Human rights defenders on Wednesday called on Colombia’s presidential candidates to better address how they intend to deal with the growing influx of migrants from Venezuela.
The director of the Konrad Adenauer Foundation, Hubert Gehring, exclaimed that what was happening in Venezuela was “transcendental” to the future of Colombia and that he was “surprised” that the topic of Venezuela had not been addressed sufficiently in the agenda of presidential candidates.
Colombia 2018 election proposals: On Venezuela
Colombia shares a massive 1,380 mile border with Venezuela where tens of thousands cross each day in search of better life outside of the socialist-run country.
Colombia’s President Juan Manuel Santos told Bloomberg TV on Monday that “Venezuela is on the verge of imploding.”
“We have more than one million Venezuelan’s coming to Colombia,” Santos said on Bloomberg TV. “This puts tremendous pressure on our institutions.”
Santos told Bloomberg that the crisis is putting a strain on Colombia’s health and education system and to its employment market, issues that Colombia’s presidential candidates must address as hundreds of thousands more are expected to enter the country.
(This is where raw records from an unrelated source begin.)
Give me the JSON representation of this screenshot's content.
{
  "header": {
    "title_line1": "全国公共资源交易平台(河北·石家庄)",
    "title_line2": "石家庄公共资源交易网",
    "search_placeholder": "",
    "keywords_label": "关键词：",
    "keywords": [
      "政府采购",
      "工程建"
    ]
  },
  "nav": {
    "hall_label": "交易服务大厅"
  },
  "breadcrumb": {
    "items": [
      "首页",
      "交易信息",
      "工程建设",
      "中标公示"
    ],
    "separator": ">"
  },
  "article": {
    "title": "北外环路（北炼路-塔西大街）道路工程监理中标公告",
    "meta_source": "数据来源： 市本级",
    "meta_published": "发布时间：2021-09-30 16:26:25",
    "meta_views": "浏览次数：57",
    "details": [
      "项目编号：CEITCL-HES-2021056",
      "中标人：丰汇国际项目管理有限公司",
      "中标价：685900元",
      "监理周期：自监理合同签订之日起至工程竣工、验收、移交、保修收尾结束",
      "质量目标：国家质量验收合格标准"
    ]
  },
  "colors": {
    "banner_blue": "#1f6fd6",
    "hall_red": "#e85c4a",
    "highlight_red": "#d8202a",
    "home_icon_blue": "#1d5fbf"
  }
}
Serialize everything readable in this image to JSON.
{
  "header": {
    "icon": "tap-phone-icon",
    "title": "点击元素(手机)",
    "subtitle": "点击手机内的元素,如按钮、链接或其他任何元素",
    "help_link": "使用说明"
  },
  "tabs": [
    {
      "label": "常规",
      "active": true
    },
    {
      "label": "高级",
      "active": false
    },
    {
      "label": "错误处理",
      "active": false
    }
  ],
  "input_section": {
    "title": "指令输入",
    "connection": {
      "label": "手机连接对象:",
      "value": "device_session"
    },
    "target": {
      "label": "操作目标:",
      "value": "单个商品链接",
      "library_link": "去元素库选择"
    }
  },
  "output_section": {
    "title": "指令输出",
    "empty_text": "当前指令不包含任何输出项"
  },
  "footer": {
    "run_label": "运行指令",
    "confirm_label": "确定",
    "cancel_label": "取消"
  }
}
The University of Rosario held a forum between some of Colombia’s presidential candidates and representatives from various human rights organizations on how Colombia should deal with the worsening Venezuelan migrant crisis.
The candidates in attendance were Ivan Duque, German Vargas Lleras, and Humberto De La Calle.
Martin Santiago, a United Nations coordinator in Colombia, called on candidates to “prioritize and emphasize” the issue with Venezuela which was “one of the essential and fundamental themes of the construction of the strategic route of the State or government agenda.”
“The numbers of people migrating to Colombia today are of a magnitude that warrants a change in approach to a phenomenon that will not diminish in the future,” said Ana Duran, chief of the Mission of the International Organization for Migration.
Migration from Venezuela skyrocketed in 2017 as shortages in food and medicine in the neighboring country became rampant. The flow has since only grown bigger.